===== Stored data

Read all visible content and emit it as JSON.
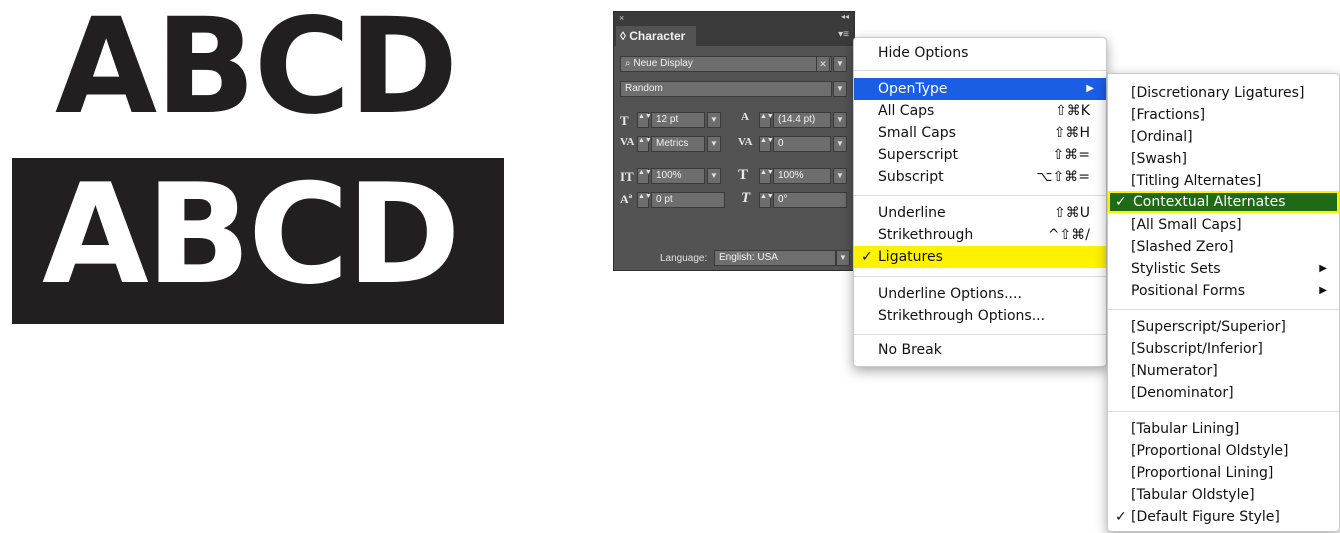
{
  "sample": {
    "top_text": "ABCD",
    "bottom_text": "ABCD"
  },
  "panel": {
    "close_glyph": "×",
    "collapse_glyph": "◂◂",
    "tab_label": "◊ Character",
    "menu_glyph": "▾≡",
    "font_family": "Neue Display",
    "font_style": "Random",
    "font_size": "12 pt",
    "leading": "(14.4 pt)",
    "kerning": "Metrics",
    "tracking": "0",
    "vertical_scale": "100%",
    "horizontal_scale": "100%",
    "baseline_shift": "0 pt",
    "skew": "0°",
    "language_label": "Language:",
    "language_value": "English: USA"
  },
  "menu1": {
    "items": [
      {
        "label": "Hide Options",
        "shortcut": ""
      },
      {
        "label": "OpenType",
        "shortcut": ""
      },
      {
        "label": "All Caps",
        "shortcut": "⇧⌘K"
      },
      {
        "label": "Small Caps",
        "shortcut": "⇧⌘H"
      },
      {
        "label": "Superscript",
        "shortcut": "⇧⌘="
      },
      {
        "label": "Subscript",
        "shortcut": "⌥⇧⌘="
      },
      {
        "label": "Underline",
        "shortcut": "⇧⌘U"
      },
      {
        "label": "Strikethrough",
        "shortcut": "^⇧⌘/"
      },
      {
        "label": "Ligatures",
        "shortcut": ""
      },
      {
        "label": "Underline Options....",
        "shortcut": ""
      },
      {
        "label": "Strikethrough Options...",
        "shortcut": ""
      },
      {
        "label": "No Break",
        "shortcut": ""
      }
    ]
  },
  "menu2": {
    "items": [
      "[Discretionary Ligatures]",
      "[Fractions]",
      "[Ordinal]",
      "[Swash]",
      "[Titling Alternates]",
      "Contextual Alternates",
      "[All Small Caps]",
      "[Slashed Zero]",
      "Stylistic Sets",
      "Positional Forms",
      "[Superscript/Superior]",
      "[Subscript/Inferior]",
      "[Numerator]",
      "[Denominator]",
      "[Tabular Lining]",
      "[Proportional Oldstyle]",
      "[Proportional Lining]",
      "[Tabular Oldstyle]",
      "[Default Figure Style]"
    ]
  },
  "glyphs": {
    "check": "✓",
    "submenu_arrow": "▶",
    "dropdown": "▼",
    "spin": "▲▼",
    "clear": "✕"
  },
  "colors": {
    "menu_active": "#1a5ee6",
    "highlight_yellow": "#fff200",
    "highlight_green": "#1f6b14",
    "panel_bg": "#535353"
  }
}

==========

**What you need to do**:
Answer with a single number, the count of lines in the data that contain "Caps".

**Response to this task**:
3